** SUPPLIED RECORDS follows **

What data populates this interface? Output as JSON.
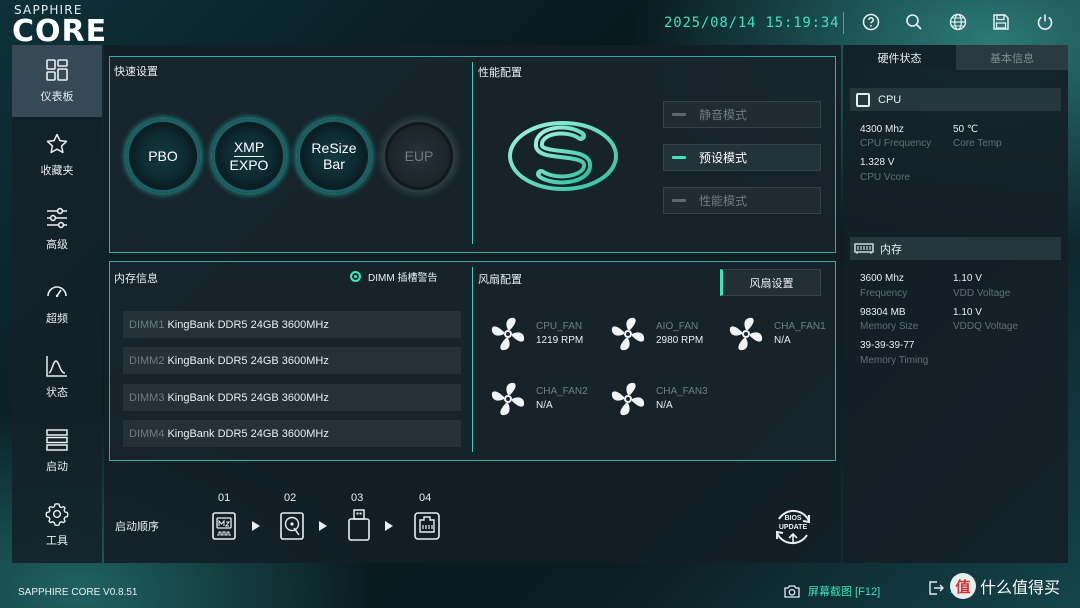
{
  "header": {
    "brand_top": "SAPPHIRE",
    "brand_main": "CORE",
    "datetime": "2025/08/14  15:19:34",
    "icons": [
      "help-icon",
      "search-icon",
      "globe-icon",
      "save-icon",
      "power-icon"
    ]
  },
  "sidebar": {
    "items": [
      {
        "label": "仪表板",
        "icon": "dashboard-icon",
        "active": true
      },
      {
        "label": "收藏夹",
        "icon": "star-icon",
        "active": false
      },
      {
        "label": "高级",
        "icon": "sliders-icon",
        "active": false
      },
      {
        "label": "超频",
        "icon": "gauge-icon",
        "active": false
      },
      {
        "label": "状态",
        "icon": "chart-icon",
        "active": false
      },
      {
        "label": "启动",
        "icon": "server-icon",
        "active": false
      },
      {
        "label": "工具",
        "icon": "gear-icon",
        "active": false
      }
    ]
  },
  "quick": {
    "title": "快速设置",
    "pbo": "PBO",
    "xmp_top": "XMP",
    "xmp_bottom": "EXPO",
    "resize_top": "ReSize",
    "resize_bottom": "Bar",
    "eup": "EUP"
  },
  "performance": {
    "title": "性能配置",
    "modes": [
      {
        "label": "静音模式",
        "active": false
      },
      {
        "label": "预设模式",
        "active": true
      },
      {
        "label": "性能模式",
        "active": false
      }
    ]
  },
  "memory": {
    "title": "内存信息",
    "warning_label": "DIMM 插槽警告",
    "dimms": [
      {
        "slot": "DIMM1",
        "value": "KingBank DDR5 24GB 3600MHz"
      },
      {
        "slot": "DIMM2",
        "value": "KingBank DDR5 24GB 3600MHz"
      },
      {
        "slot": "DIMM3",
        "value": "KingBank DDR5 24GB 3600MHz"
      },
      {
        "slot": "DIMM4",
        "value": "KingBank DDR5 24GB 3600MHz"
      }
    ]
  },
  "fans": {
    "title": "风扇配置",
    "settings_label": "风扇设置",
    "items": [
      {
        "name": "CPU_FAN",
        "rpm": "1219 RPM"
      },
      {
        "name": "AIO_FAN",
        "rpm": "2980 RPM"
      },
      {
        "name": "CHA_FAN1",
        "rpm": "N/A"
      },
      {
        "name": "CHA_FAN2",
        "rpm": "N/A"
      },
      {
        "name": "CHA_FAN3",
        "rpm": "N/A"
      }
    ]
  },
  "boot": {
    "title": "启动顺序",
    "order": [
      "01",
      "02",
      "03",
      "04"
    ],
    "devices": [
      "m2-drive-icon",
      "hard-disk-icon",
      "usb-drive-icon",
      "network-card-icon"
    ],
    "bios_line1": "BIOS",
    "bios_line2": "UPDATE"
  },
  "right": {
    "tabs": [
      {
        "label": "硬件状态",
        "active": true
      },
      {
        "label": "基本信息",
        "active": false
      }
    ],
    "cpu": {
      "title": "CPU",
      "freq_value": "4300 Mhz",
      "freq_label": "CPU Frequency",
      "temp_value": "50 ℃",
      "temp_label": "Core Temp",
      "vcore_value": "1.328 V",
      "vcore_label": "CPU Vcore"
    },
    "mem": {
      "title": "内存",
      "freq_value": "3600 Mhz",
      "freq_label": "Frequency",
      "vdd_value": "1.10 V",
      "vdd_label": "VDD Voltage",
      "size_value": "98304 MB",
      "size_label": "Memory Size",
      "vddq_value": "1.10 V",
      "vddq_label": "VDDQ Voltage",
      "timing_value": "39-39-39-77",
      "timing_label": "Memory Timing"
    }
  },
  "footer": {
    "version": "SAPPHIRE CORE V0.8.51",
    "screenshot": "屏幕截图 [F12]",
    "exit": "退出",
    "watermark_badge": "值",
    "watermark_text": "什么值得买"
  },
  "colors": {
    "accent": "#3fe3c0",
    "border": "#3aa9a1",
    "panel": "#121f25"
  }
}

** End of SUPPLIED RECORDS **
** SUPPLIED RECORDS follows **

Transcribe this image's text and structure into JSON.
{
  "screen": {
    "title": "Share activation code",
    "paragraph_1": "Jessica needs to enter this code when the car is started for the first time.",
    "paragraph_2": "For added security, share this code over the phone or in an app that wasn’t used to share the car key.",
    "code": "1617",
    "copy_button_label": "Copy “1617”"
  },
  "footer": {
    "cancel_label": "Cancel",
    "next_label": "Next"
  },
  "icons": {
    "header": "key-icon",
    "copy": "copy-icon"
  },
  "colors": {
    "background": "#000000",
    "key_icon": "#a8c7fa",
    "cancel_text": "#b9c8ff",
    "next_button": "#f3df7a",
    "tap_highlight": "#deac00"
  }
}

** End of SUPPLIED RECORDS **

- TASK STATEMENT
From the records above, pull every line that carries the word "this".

- EXERCISE RESPONSE
What data populates this interface? Output as JSON.
Transcribe this image's text and structure into JSON.
    "paragraph_1": "Jessica needs to enter this code when the car is started for the first time.",
    "paragraph_2": "For added security, share this code over the phone or in an app that wasn’t used to share the car key.",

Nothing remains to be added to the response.